In 2001 the PASE database was adapted to allow the handling of information in Anglo-Saxon charters, especially the ordering of witness lists and the inclusion of details of transactions. One of the most significant prosopographical developments made by the project has been the development of ‘Event’ (the record of contact between individuals), and the charter attestations form the most significant body of evidence concerning meetings to survive from the period. Hafed Walda and John Bradley together designed ‘Event’ so that it could handle ordered lists and, for transactions, details of property which allow users to trace the ownership of estates – or similar estates – over time.
William Searle’s Onomasticon of 1897 aimed to provide a ‘fairly complete list of Anglo-Saxon names and of the men and women who bore those names’. As such it is an extraordinary achievement, which extends to about 25,000 items harvested from sources written between the times of Bede and of King John. Searle, however, drew the line at minor charter witnesses most of whose identities became so speculative and obscure that they were largely excluded for the century before the Conquest. PASE has not been so timid.
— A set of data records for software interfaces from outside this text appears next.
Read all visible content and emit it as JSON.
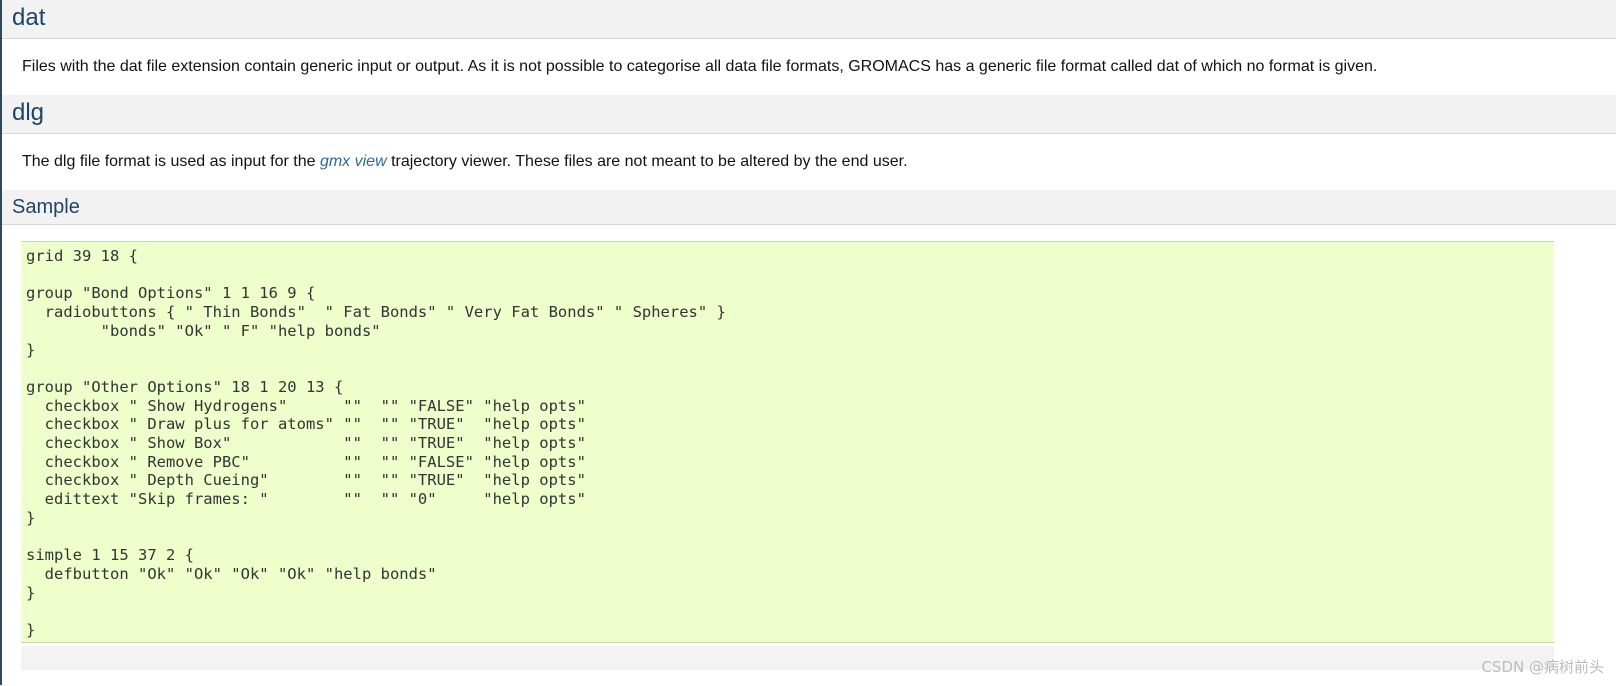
{
  "sections": {
    "dat": {
      "heading": "dat",
      "description": "Files with the dat file extension contain generic input or output. As it is not possible to categorise all data file formats, GROMACS has a generic file format called dat of which no format is given."
    },
    "dlg": {
      "heading": "dlg",
      "description_before": "The dlg file format is used as input for the ",
      "link_text": "gmx view",
      "description_after": " trajectory viewer. These files are not meant to be altered by the end user."
    },
    "sample": {
      "heading": "Sample",
      "code": "grid 39 18 {\n\ngroup \"Bond Options\" 1 1 16 9 {\n  radiobuttons { \" Thin Bonds\"  \" Fat Bonds\" \" Very Fat Bonds\" \" Spheres\" }\n        \"bonds\" \"Ok\" \" F\" \"help bonds\"\n}\n\ngroup \"Other Options\" 18 1 20 13 {\n  checkbox \" Show Hydrogens\"      \"\"  \"\" \"FALSE\" \"help opts\"\n  checkbox \" Draw plus for atoms\" \"\"  \"\" \"TRUE\"  \"help opts\"\n  checkbox \" Show Box\"            \"\"  \"\" \"TRUE\"  \"help opts\"\n  checkbox \" Remove PBC\"          \"\"  \"\" \"FALSE\" \"help opts\"\n  checkbox \" Depth Cueing\"        \"\"  \"\" \"TRUE\"  \"help opts\"\n  edittext \"Skip frames: \"        \"\"  \"\" \"0\"     \"help opts\"\n}\n\nsimple 1 15 37 2 {\n  defbutton \"Ok\" \"Ok\" \"Ok\" \"Ok\" \"help bonds\"\n}\n\n}"
    }
  },
  "watermark": "CSDN @病树前头",
  "colors": {
    "heading": "#1d4568",
    "link": "#2e6a9b",
    "code_background": "#eeffcc",
    "heading_bar": "#f2f2f2",
    "left_rule": "#2b4a5d"
  }
}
In the pursuit of a complete list of recorded Anglo-Saxons, all charter witnesses were added to the original database, and during PASE 2, a linked, but distinct, database has been made for the very much larger number of individuals recorded in Domesday Book and related materials.
Speculative identifications have been made for many of minor thegns. The backbone of this endeavour was Simon Keynes’ Atlas of Charter Attestations, which visibly traces the prospective courtly attendance of witnesses across time and charters. By and large his identifications have been adhered to and anyone seeking clarification on the plausibility of any association should consult his work. The identification of any witness in two or more charters is necessarily speculative, and opinions are here expressed with provisos, such as that one person in PASE may have represented several people in reality. A similar procedure has been followed in PASE 2.
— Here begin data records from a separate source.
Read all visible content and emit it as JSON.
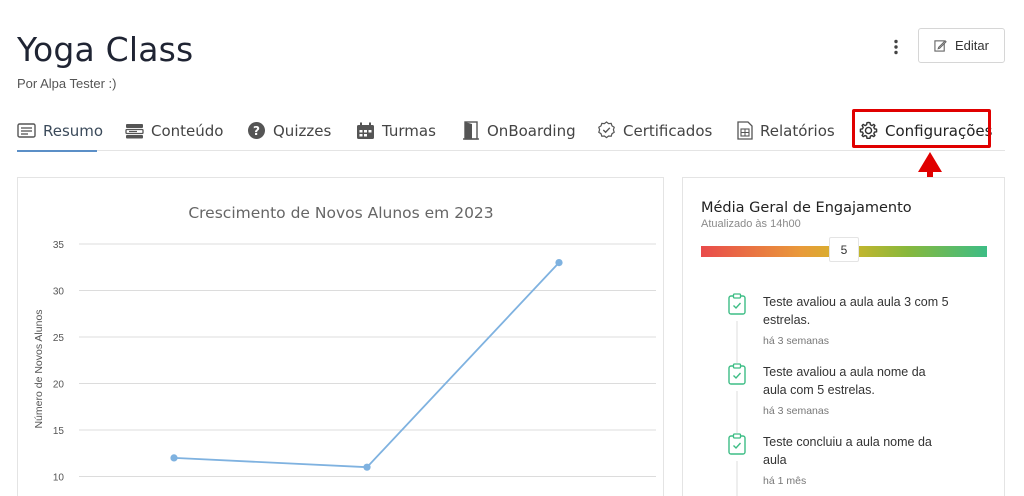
{
  "header": {
    "title": "Yoga Class",
    "subtitle": "Por Alpa Tester :)",
    "edit_label": "Editar"
  },
  "tabs": [
    {
      "label": "Resumo",
      "icon": "document-lines-icon",
      "active": true
    },
    {
      "label": "Conteúdo",
      "icon": "server-icon",
      "active": false
    },
    {
      "label": "Quizzes",
      "icon": "question-circle-icon",
      "active": false
    },
    {
      "label": "Turmas",
      "icon": "calendar-icon",
      "active": false
    },
    {
      "label": "OnBoarding",
      "icon": "door-icon",
      "active": false
    },
    {
      "label": "Certificados",
      "icon": "seal-check-icon",
      "active": false
    },
    {
      "label": "Relatórios",
      "icon": "spreadsheet-icon",
      "active": false
    },
    {
      "label": "Configurações",
      "icon": "gear-icon",
      "active": false
    }
  ],
  "colors": {
    "accent": "#5b8fc7",
    "highlight": "#e00000",
    "line_series": "#7fb2e0",
    "timeline_icon": "#3dbd85"
  },
  "chart_data": {
    "type": "line",
    "title": "Crescimento de Novos Alunos em 2023",
    "ylabel": "Número de Novos Alunos",
    "xlabel": "",
    "ylim": [
      8,
      35
    ],
    "yticks": [
      10,
      15,
      20,
      25,
      30,
      35
    ],
    "grid": true,
    "series": [
      {
        "values": [
          12,
          11,
          33
        ]
      }
    ]
  },
  "engagement": {
    "title": "Média Geral de Engajamento",
    "updated": "Atualizado às 14h00",
    "score": "5",
    "activities": [
      {
        "text": "Teste avaliou a aula aula 3 com 5 estrelas.",
        "time": "há 3 semanas"
      },
      {
        "text": "Teste avaliou a aula nome da aula com 5 estrelas.",
        "time": "há 3 semanas"
      },
      {
        "text": "Teste concluiu a aula nome da aula",
        "time": "há 1 mês"
      }
    ]
  }
}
Such problems underline the utility of online publication: faults can be easily brought to light and rectified.
Where possible the latest British Academy editions have been used for data-entry, and where not, Birch, Kemble, or other sources have been used. Each charter is assigned a table which displays the source of the text used by the researcher.
It has been necessary to exclude some charters from this phase of the data-entry due to time-pressures and the limitations of current historical research. The AHRC-funded Language of Anglo-Saxon Landscape (LangScape), directed by Joy Jenkyns, which was published online in a preliminary version in 2008, contains prosopographical data, and a link to PASE is planned. It is hoped that data from Sawyer’s list of ‘Lost and Incomplete Texts’ (S nos. 1603−1875) currently being worked on by Rebecca Rushforth will be added to PASE in due course.